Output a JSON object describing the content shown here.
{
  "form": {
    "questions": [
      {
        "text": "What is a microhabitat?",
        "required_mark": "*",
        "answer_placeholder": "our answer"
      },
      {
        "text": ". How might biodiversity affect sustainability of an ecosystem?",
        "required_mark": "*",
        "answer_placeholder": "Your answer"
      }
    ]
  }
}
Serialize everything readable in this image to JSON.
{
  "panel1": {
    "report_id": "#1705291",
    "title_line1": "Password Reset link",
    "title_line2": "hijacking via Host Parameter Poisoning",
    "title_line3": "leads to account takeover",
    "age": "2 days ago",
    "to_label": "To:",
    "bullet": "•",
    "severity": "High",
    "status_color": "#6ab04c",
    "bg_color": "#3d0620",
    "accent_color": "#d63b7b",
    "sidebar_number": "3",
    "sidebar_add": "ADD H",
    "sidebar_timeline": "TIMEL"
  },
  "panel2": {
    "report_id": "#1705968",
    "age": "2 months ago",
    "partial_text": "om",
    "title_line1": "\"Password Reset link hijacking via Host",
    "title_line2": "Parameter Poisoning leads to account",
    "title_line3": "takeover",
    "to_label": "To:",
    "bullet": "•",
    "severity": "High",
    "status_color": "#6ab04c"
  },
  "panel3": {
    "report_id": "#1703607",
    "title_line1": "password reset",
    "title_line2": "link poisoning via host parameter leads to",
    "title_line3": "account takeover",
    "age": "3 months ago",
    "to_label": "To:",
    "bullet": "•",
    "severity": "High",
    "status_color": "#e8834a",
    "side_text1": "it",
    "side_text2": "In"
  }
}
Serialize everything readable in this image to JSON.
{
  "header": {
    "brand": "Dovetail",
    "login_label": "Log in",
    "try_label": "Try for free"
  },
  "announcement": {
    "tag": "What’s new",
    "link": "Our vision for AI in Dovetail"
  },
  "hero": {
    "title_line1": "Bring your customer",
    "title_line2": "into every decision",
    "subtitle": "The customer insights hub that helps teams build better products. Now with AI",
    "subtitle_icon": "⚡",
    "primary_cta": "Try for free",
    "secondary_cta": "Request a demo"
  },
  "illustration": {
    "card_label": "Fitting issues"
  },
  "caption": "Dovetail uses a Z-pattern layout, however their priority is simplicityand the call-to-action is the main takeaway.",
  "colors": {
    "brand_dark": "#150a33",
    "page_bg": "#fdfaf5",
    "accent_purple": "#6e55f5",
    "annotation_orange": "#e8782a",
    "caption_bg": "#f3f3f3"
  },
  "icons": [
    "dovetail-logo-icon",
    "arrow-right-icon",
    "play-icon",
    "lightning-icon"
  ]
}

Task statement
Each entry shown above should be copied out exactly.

Answer for this exercise
Output a JSON object describing the content shown here.
{
  "form": {
    "questions": [
      {
        "text": "What is a microhabitat?",
        "required_mark": "*",
        "answer_placeholder": "our answer"
      },
      {
        "text": ". How might biodiversity affect sustainability of an ecosystem?",
        "required_mark": "*",
        "answer_placeholder": "Your answer"
      }
    ]
  }
}
Serialize everything readable in this image to JSON.
{
  "panel1": {
    "report_id": "#1705291",
    "title_line1": "Password Reset link",
    "title_line2": "hijacking via Host Parameter Poisoning",
    "title_line3": "leads to account takeover",
    "age": "2 days ago",
    "to_label": "To:",
    "bullet": "•",
    "severity": "High",
    "status_color": "#6ab04c",
    "bg_color": "#3d0620",
    "accent_color": "#d63b7b",
    "sidebar_number": "3",
    "sidebar_add": "ADD H",
    "sidebar_timeline": "TIMEL"
  },
  "panel2": {
    "report_id": "#1705968",
    "age": "2 months ago",
    "partial_text": "om",
    "title_line1": "\"Password Reset link hijacking via Host",
    "title_line2": "Parameter Poisoning leads to account",
    "title_line3": "takeover",
    "to_label": "To:",
    "bullet": "•",
    "severity": "High",
    "status_color": "#6ab04c"
  },
  "panel3": {
    "report_id": "#1703607",
    "title_line1": "password reset",
    "title_line2": "link poisoning via host parameter leads to",
    "title_line3": "account takeover",
    "age": "3 months ago",
    "to_label": "To:",
    "bullet": "•",
    "severity": "High",
    "status_color": "#e8834a",
    "side_text1": "it",
    "side_text2": "In"
  }
}
Serialize everything readable in this image to JSON.
{
  "header": {
    "brand": "Dovetail",
    "login_label": "Log in",
    "try_label": "Try for free"
  },
  "announcement": {
    "tag": "What’s new",
    "link": "Our vision for AI in Dovetail"
  },
  "hero": {
    "title_line1": "Bring your customer",
    "title_line2": "into every decision",
    "subtitle": "The customer insights hub that helps teams build better products. Now with AI",
    "subtitle_icon": "⚡",
    "primary_cta": "Try for free",
    "secondary_cta": "Request a demo"
  },
  "illustration": {
    "card_label": "Fitting issues"
  },
  "caption": "Dovetail uses a Z-pattern layout, however their priority is simplicityand the call-to-action is the main takeaway.",
  "colors": {
    "brand_dark": "#150a33",
    "page_bg": "#fdfaf5",
    "accent_purple": "#6e55f5",
    "annotation_orange": "#e8782a",
    "caption_bg": "#f3f3f3"
  },
  "icons": [
    "dovetail-logo-icon",
    "arrow-right-icon",
    "play-icon",
    "lightning-icon"
  ]
}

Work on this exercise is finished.